John testing out the Rift

Table to the Epic Booth!
Grabbing morning muffins. Second Breakfast!

We were all delighted to see that Speedo's badge read Speedo Sanchez, and not his actual name...
The "gates" opened at 12pm, and we were ready to talk to people all about XING. Very quickly, we realized the sun would be a major issue during the day as it moved acorss the sky. At about 2 pm it was melting our candy and directly shining on half of the table, so we removed our PC demo from use. It was actually pretty difficult to see the screen anyway in broad daylight, so it was a fine option for us. This made as very glad to have an Oculus Rift demo, where people escaped from the sun and it didn't affect their viewing.

John talking to people while someone plays on the Rift. 
Sixsense STEM system being used for the lightsaber demo. John tried it out on a break and said it was awesome :)
While we were in the Epic booth, we also helped explain to developers how awesome it is to use the Unreal 4 Engine!
The end of the day
Each day we packed everything up and put it in the car. On Friday, Epic invited us out to dinner (It was delicious Sushi!). It was great getting to know the members from Epic, talking and laughing over food and drinks. Everyone was so friendly! We even had a nice time getting to know our boothmates on the other side of the Epic booth, Shield Break Studios (who are making a super fun arena game called Bierzerkers).

After dinner we headed over the the Sony party about a block or 2 away, and met a couple more developers before deciding to call it a night.

It was a great first day, and we were excited for the next two days when the festival would be open to the public.

Saturday and Sunday (Days 3-4)

Saturday morning, my friend Allan came over to my place as a 4th member to help man the booth.

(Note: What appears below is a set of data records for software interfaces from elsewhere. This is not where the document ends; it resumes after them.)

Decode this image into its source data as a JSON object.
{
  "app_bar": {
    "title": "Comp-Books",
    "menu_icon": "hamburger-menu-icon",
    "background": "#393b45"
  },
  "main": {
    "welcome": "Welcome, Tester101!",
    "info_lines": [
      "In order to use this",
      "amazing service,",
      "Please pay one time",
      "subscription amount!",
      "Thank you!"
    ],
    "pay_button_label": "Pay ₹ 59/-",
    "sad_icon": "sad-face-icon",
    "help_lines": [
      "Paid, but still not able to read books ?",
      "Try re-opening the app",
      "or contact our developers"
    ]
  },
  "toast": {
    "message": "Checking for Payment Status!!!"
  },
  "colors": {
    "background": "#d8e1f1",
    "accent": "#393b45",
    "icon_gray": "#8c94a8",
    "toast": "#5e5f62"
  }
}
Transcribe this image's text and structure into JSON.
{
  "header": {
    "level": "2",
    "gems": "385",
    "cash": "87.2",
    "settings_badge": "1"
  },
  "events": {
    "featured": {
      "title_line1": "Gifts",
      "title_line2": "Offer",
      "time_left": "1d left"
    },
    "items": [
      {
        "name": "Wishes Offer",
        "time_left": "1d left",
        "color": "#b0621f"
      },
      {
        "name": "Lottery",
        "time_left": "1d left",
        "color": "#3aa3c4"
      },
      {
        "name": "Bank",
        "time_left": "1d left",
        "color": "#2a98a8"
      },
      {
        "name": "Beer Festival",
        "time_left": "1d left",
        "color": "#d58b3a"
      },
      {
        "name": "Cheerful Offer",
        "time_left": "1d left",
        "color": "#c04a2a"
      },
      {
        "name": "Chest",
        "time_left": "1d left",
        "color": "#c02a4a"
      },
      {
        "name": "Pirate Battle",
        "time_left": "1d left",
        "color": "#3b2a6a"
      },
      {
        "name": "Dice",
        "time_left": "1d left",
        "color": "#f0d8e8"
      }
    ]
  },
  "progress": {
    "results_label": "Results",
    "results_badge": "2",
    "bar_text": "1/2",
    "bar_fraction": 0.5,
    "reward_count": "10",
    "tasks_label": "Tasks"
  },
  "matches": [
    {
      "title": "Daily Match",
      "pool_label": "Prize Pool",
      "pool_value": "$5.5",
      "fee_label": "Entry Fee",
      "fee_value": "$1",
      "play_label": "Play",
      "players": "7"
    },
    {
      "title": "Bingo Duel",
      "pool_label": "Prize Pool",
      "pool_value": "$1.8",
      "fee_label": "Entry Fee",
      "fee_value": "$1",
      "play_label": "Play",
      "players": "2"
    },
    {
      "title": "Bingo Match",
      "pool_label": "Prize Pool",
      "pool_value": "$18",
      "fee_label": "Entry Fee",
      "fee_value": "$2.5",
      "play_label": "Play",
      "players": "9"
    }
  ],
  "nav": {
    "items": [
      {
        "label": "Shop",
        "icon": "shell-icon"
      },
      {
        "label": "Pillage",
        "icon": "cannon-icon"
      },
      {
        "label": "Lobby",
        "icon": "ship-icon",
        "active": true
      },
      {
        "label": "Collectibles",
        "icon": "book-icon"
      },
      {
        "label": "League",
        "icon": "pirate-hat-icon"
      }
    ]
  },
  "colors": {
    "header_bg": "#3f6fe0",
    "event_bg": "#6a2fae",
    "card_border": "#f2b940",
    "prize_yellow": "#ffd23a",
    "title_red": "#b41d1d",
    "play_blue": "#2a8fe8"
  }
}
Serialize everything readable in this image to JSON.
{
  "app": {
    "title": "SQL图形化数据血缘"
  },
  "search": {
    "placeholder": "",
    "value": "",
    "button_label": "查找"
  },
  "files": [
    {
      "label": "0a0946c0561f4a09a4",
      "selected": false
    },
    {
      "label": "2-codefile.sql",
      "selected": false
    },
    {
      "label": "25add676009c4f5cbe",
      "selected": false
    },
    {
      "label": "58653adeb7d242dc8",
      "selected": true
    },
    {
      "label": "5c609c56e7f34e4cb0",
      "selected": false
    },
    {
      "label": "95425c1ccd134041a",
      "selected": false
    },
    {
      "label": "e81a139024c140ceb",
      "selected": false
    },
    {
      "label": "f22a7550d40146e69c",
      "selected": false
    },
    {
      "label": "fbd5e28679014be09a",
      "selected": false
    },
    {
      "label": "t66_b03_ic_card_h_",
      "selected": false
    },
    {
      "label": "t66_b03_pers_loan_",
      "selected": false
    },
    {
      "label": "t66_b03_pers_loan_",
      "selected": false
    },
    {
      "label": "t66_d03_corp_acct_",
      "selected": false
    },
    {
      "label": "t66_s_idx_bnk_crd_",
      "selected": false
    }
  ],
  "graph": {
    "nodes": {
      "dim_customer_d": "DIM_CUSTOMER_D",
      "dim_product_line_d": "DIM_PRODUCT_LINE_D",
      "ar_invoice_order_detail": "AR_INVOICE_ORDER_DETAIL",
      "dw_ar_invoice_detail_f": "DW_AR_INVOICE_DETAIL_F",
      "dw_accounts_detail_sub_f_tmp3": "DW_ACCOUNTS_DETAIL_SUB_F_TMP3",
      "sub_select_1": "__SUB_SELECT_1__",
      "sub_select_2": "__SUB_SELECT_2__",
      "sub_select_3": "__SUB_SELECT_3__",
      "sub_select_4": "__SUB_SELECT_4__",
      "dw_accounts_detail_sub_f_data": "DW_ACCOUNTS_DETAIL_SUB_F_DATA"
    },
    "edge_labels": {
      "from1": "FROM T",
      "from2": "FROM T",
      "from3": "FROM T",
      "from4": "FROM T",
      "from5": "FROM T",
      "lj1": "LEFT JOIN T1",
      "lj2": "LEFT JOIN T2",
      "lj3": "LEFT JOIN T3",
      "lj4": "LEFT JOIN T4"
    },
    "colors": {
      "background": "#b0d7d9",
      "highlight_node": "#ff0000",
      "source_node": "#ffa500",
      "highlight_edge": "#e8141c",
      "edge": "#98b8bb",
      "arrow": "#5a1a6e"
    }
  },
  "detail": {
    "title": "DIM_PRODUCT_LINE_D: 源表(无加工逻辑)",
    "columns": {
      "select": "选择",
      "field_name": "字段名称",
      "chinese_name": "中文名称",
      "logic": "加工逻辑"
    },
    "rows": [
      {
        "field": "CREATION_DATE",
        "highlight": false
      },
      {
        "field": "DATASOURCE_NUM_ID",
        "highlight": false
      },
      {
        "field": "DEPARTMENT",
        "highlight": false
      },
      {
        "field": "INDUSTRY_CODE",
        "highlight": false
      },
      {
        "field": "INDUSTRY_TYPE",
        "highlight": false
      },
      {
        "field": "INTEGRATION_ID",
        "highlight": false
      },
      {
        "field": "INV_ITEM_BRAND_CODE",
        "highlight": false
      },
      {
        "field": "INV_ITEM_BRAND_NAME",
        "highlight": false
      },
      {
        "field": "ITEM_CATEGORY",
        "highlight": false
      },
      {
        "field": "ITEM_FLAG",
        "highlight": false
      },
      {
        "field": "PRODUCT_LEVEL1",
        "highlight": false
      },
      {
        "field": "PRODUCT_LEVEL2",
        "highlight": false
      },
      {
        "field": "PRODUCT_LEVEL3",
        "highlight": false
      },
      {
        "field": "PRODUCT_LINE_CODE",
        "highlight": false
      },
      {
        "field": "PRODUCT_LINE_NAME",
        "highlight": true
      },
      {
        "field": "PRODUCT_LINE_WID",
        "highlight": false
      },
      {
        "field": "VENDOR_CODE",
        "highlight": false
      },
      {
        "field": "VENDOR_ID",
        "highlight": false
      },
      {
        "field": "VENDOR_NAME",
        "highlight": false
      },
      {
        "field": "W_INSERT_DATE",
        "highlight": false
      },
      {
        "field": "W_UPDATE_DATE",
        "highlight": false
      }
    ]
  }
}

It's great having friends help you out on these kinds of events, because it gives us more time to relax and try out other games. 

View looking out from the booth. Lots of card games in the middle aisle!
We set up Saturday and Sunday without the PC standard monitor demo, and just focused on the Oculus Rift demo.
Looking into the Epic Games booth from our side.
Allan (plaid) talks to Alan (sun glasses) about the Unreal Engine
John and Speedo are happy that Epic covered lunch from In-N-Out on Saturday and Sunday! So generous!
Kids over on the other side of the Epic Games booth playing Bierzerkers and having a good time!
Epic Swag
A few people from the Oculus booth came over and tried out our demo 
Oculus Booth - they had a large chrome streamer trailer with AC for demoing! Now that's the way to do it, because it was HOT! Also, they were demoing Vanguard V inside on the DK2 - which was pretty fun :)
More kids being attracted to the Bierzerkers booth setup. They were having so much fun that they didn't want to leave!
John and I towards the end of the day on Sunday. It was a successful event!
Saturday night we went out with our friends from Epic games again, this time to Korean BBQ in Korea Town. It was delectable...and so filling! Then on Sunday after packing everything up, we said our goodbyes and headed to the airport to drop off Speedo and Allan. Then John and I went out to dinner with an old friend in West LA, capping off a great weekend!